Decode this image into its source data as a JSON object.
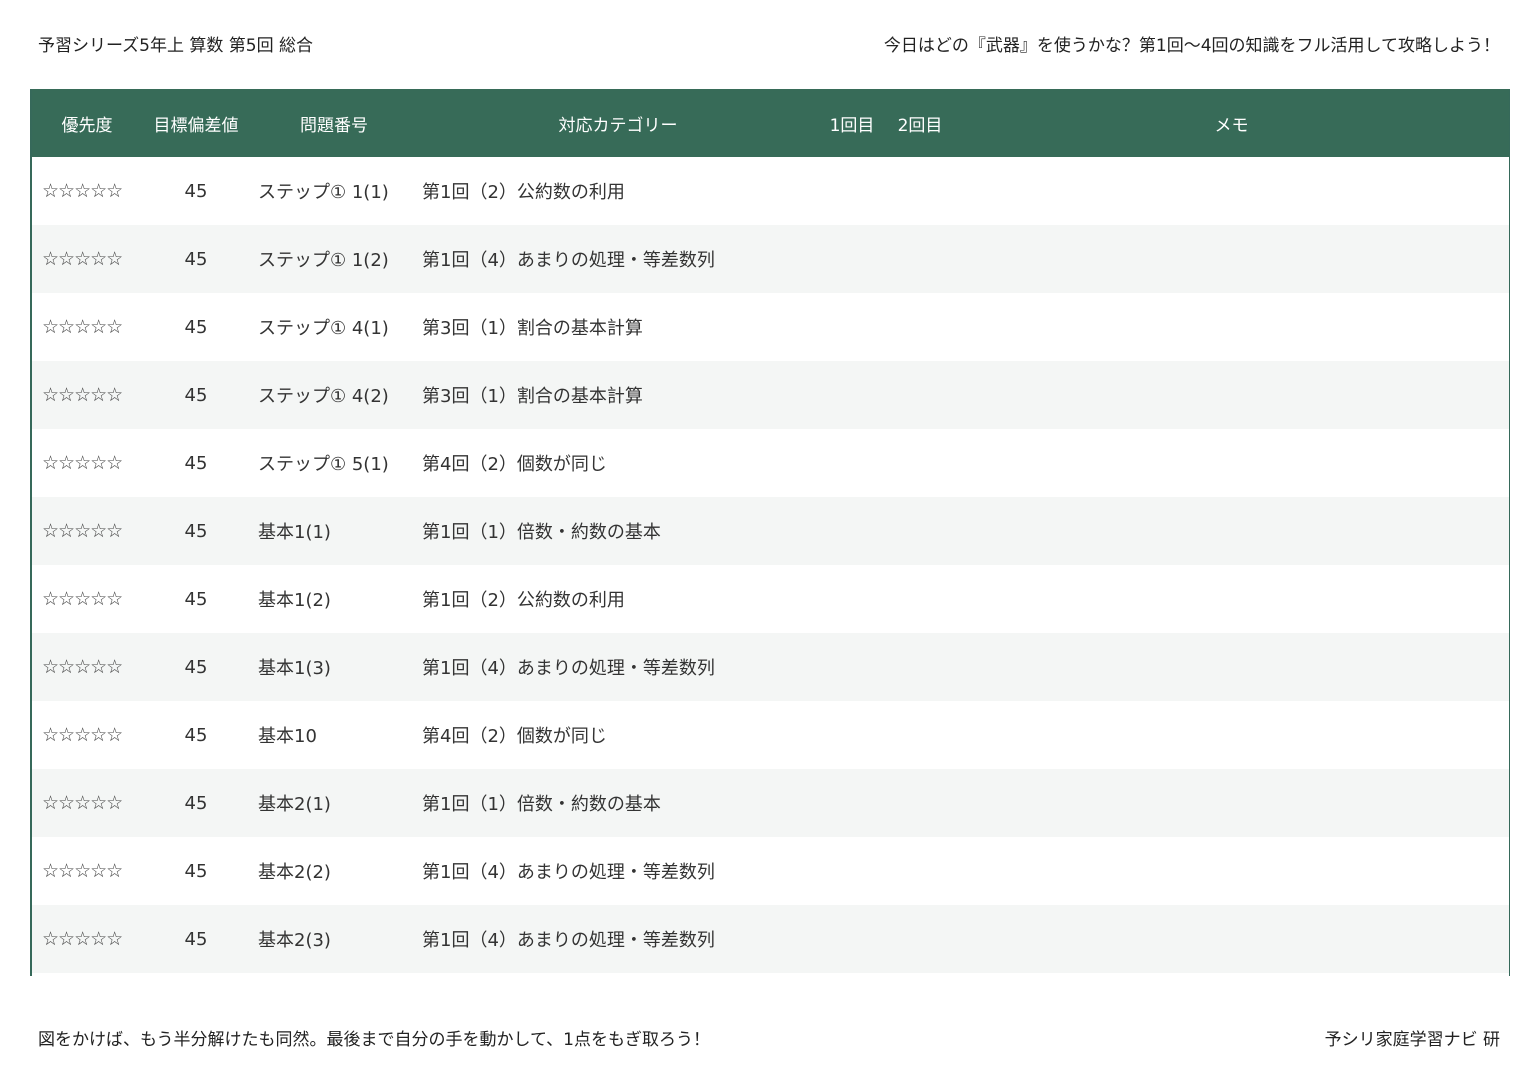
{
  "header": {
    "title": "予習シリーズ5年上 算数 第5回 総合",
    "tagline": "今日はどの『武器』を使うかな？第1回〜4回の知識をフル活用して攻略しよう！"
  },
  "table": {
    "columns": {
      "priority": "優先度",
      "target": "目標偏差値",
      "number": "問題番号",
      "category": "対応カテゴリー",
      "round1": "1回目",
      "round2": "2回目",
      "memo": "メモ"
    },
    "rows": [
      {
        "priority": "☆☆☆☆☆",
        "target": "45",
        "number": "ステップ① 1(1)",
        "category": "第1回（2）公約数の利用",
        "round1": "",
        "round2": "",
        "memo": ""
      },
      {
        "priority": "☆☆☆☆☆",
        "target": "45",
        "number": "ステップ① 1(2)",
        "category": "第1回（4）あまりの処理・等差数列",
        "round1": "",
        "round2": "",
        "memo": ""
      },
      {
        "priority": "☆☆☆☆☆",
        "target": "45",
        "number": "ステップ① 4(1)",
        "category": "第3回（1）割合の基本計算",
        "round1": "",
        "round2": "",
        "memo": ""
      },
      {
        "priority": "☆☆☆☆☆",
        "target": "45",
        "number": "ステップ① 4(2)",
        "category": "第3回（1）割合の基本計算",
        "round1": "",
        "round2": "",
        "memo": ""
      },
      {
        "priority": "☆☆☆☆☆",
        "target": "45",
        "number": "ステップ① 5(1)",
        "category": "第4回（2）個数が同じ",
        "round1": "",
        "round2": "",
        "memo": ""
      },
      {
        "priority": "☆☆☆☆☆",
        "target": "45",
        "number": "基本1(1)",
        "category": "第1回（1）倍数・約数の基本",
        "round1": "",
        "round2": "",
        "memo": ""
      },
      {
        "priority": "☆☆☆☆☆",
        "target": "45",
        "number": "基本1(2)",
        "category": "第1回（2）公約数の利用",
        "round1": "",
        "round2": "",
        "memo": ""
      },
      {
        "priority": "☆☆☆☆☆",
        "target": "45",
        "number": "基本1(3)",
        "category": "第1回（4）あまりの処理・等差数列",
        "round1": "",
        "round2": "",
        "memo": ""
      },
      {
        "priority": "☆☆☆☆☆",
        "target": "45",
        "number": "基本10",
        "category": "第4回（2）個数が同じ",
        "round1": "",
        "round2": "",
        "memo": ""
      },
      {
        "priority": "☆☆☆☆☆",
        "target": "45",
        "number": "基本2(1)",
        "category": "第1回（1）倍数・約数の基本",
        "round1": "",
        "round2": "",
        "memo": ""
      },
      {
        "priority": "☆☆☆☆☆",
        "target": "45",
        "number": "基本2(2)",
        "category": "第1回（4）あまりの処理・等差数列",
        "round1": "",
        "round2": "",
        "memo": ""
      },
      {
        "priority": "☆☆☆☆☆",
        "target": "45",
        "number": "基本2(3)",
        "category": "第1回（4）あまりの処理・等差数列",
        "round1": "",
        "round2": "",
        "memo": ""
      }
    ]
  },
  "footer": {
    "message": "図をかけば、もう半分解けたも同然。最後まで自分の手を動かして、1点をもぎ取ろう！",
    "credit": "予シリ家庭学習ナビ 研"
  },
  "colors": {
    "header_bg": "#376b58",
    "header_text": "#ffffff",
    "stripe_bg": "#f4f6f5"
  }
}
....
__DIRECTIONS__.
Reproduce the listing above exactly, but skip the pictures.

__WRITTEN REPLY__.
Decode this image into its source data as a JSON object.
{
  "header": {
    "title": "予習シリーズ5年上 算数 第5回 総合",
    "tagline": "今日はどの『武器』を使うかな？第1回〜4回の知識をフル活用して攻略しよう！"
  },
  "table": {
    "columns": {
      "priority": "優先度",
      "target": "目標偏差値",
      "number": "問題番号",
      "category": "対応カテゴリー",
      "round1": "1回目",
      "round2": "2回目",
      "memo": "メモ"
    },
    "rows": [
      {
        "priority": "☆☆☆☆☆",
        "target": "45",
        "number": "ステップ① 1(1)",
        "category": "第1回（2）公約数の利用",
        "round1": "",
        "round2": "",
        "memo": ""
      },
      {
        "priority": "☆☆☆☆☆",
        "target": "45",
        "number": "ステップ① 1(2)",
        "category": "第1回（4）あまりの処理・等差数列",
        "round1": "",
        "round2": "",
        "memo": ""
      },
      {
        "priority": "☆☆☆☆☆",
        "target": "45",
        "number": "ステップ① 4(1)",
        "category": "第3回（1）割合の基本計算",
        "round1": "",
        "round2": "",
        "memo": ""
      },
      {
        "priority": "☆☆☆☆☆",
        "target": "45",
        "number": "ステップ① 4(2)",
        "category": "第3回（1）割合の基本計算",
        "round1": "",
        "round2": "",
        "memo": ""
      },
      {
        "priority": "☆☆☆☆☆",
        "target": "45",
        "number": "ステップ① 5(1)",
        "category": "第4回（2）個数が同じ",
        "round1": "",
        "round2": "",
        "memo": ""
      },
      {
        "priority": "☆☆☆☆☆",
        "target": "45",
        "number": "基本1(1)",
        "category": "第1回（1）倍数・約数の基本",
        "round1": "",
        "round2": "",
        "memo": ""
      },
      {
        "priority": "☆☆☆☆☆",
        "target": "45",
        "number": "基本1(2)",
        "category": "第1回（2）公約数の利用",
        "round1": "",
        "round2": "",
        "memo": ""
      },
      {
        "priority": "☆☆☆☆☆",
        "target": "45",
        "number": "基本1(3)",
        "category": "第1回（4）あまりの処理・等差数列",
        "round1": "",
        "round2": "",
        "memo": ""
      },
      {
        "priority": "☆☆☆☆☆",
        "target": "45",
        "number": "基本10",
        "category": "第4回（2）個数が同じ",
        "round1": "",
        "round2": "",
        "memo": ""
      },
      {
        "priority": "☆☆☆☆☆",
        "target": "45",
        "number": "基本2(1)",
        "category": "第1回（1）倍数・約数の基本",
        "round1": "",
        "round2": "",
        "memo": ""
      },
      {
        "priority": "☆☆☆☆☆",
        "target": "45",
        "number": "基本2(2)",
        "category": "第1回（4）あまりの処理・等差数列",
        "round1": "",
        "round2": "",
        "memo": ""
      },
      {
        "priority": "☆☆☆☆☆",
        "target": "45",
        "number": "基本2(3)",
        "category": "第1回（4）あまりの処理・等差数列",
        "round1": "",
        "round2": "",
        "memo": ""
      }
    ]
  },
  "footer": {
    "message": "図をかけば、もう半分解けたも同然。最後まで自分の手を動かして、1点をもぎ取ろう！",
    "credit": "予シリ家庭学習ナビ 研"
  },
  "colors": {
    "header_bg": "#376b58",
    "header_text": "#ffffff",
    "stripe_bg": "#f4f6f5"
  }
}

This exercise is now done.